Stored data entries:
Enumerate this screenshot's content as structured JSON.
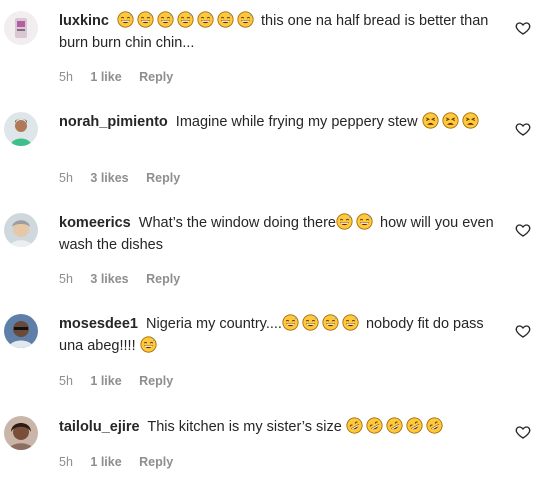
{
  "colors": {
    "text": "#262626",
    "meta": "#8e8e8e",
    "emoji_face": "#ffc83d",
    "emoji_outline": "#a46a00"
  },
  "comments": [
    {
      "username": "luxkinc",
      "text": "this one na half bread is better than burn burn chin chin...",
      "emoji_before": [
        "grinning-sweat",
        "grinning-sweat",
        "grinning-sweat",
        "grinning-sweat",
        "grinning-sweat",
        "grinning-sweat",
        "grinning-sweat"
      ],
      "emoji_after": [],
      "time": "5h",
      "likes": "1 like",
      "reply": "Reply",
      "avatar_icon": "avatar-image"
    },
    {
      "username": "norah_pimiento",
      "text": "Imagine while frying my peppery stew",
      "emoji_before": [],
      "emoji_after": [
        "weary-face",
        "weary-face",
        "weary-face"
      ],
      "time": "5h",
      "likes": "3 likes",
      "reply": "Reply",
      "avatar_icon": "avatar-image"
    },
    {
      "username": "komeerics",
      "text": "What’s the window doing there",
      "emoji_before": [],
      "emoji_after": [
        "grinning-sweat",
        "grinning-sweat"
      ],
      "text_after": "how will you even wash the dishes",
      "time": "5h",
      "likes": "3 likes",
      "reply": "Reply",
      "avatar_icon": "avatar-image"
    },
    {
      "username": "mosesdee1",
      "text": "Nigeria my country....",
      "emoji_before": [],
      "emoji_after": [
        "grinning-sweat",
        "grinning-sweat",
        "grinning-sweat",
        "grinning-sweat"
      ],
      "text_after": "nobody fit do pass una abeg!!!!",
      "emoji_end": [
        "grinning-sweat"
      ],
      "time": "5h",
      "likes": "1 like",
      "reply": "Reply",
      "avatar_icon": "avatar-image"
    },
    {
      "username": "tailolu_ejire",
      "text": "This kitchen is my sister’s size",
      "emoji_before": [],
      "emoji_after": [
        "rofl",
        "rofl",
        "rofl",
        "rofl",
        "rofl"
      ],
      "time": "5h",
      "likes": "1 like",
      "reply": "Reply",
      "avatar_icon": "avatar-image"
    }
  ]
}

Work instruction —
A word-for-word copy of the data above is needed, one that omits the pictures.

Written answer —
Enumerate this screenshot's content as structured JSON.
{
  "colors": {
    "text": "#262626",
    "meta": "#8e8e8e",
    "emoji_face": "#ffc83d",
    "emoji_outline": "#a46a00"
  },
  "comments": [
    {
      "username": "luxkinc",
      "text": "this one na half bread is better than burn burn chin chin...",
      "emoji_before": [
        "grinning-sweat",
        "grinning-sweat",
        "grinning-sweat",
        "grinning-sweat",
        "grinning-sweat",
        "grinning-sweat",
        "grinning-sweat"
      ],
      "emoji_after": [],
      "time": "5h",
      "likes": "1 like",
      "reply": "Reply",
      "avatar_icon": "avatar-image"
    },
    {
      "username": "norah_pimiento",
      "text": "Imagine while frying my peppery stew",
      "emoji_before": [],
      "emoji_after": [
        "weary-face",
        "weary-face",
        "weary-face"
      ],
      "time": "5h",
      "likes": "3 likes",
      "reply": "Reply",
      "avatar_icon": "avatar-image"
    },
    {
      "username": "komeerics",
      "text": "What’s the window doing there",
      "emoji_before": [],
      "emoji_after": [
        "grinning-sweat",
        "grinning-sweat"
      ],
      "text_after": "how will you even wash the dishes",
      "time": "5h",
      "likes": "3 likes",
      "reply": "Reply",
      "avatar_icon": "avatar-image"
    },
    {
      "username": "mosesdee1",
      "text": "Nigeria my country....",
      "emoji_before": [],
      "emoji_after": [
        "grinning-sweat",
        "grinning-sweat",
        "grinning-sweat",
        "grinning-sweat"
      ],
      "text_after": "nobody fit do pass una abeg!!!!",
      "emoji_end": [
        "grinning-sweat"
      ],
      "time": "5h",
      "likes": "1 like",
      "reply": "Reply",
      "avatar_icon": "avatar-image"
    },
    {
      "username": "tailolu_ejire",
      "text": "This kitchen is my sister’s size",
      "emoji_before": [],
      "emoji_after": [
        "rofl",
        "rofl",
        "rofl",
        "rofl",
        "rofl"
      ],
      "time": "5h",
      "likes": "1 like",
      "reply": "Reply",
      "avatar_icon": "avatar-image"
    }
  ]
}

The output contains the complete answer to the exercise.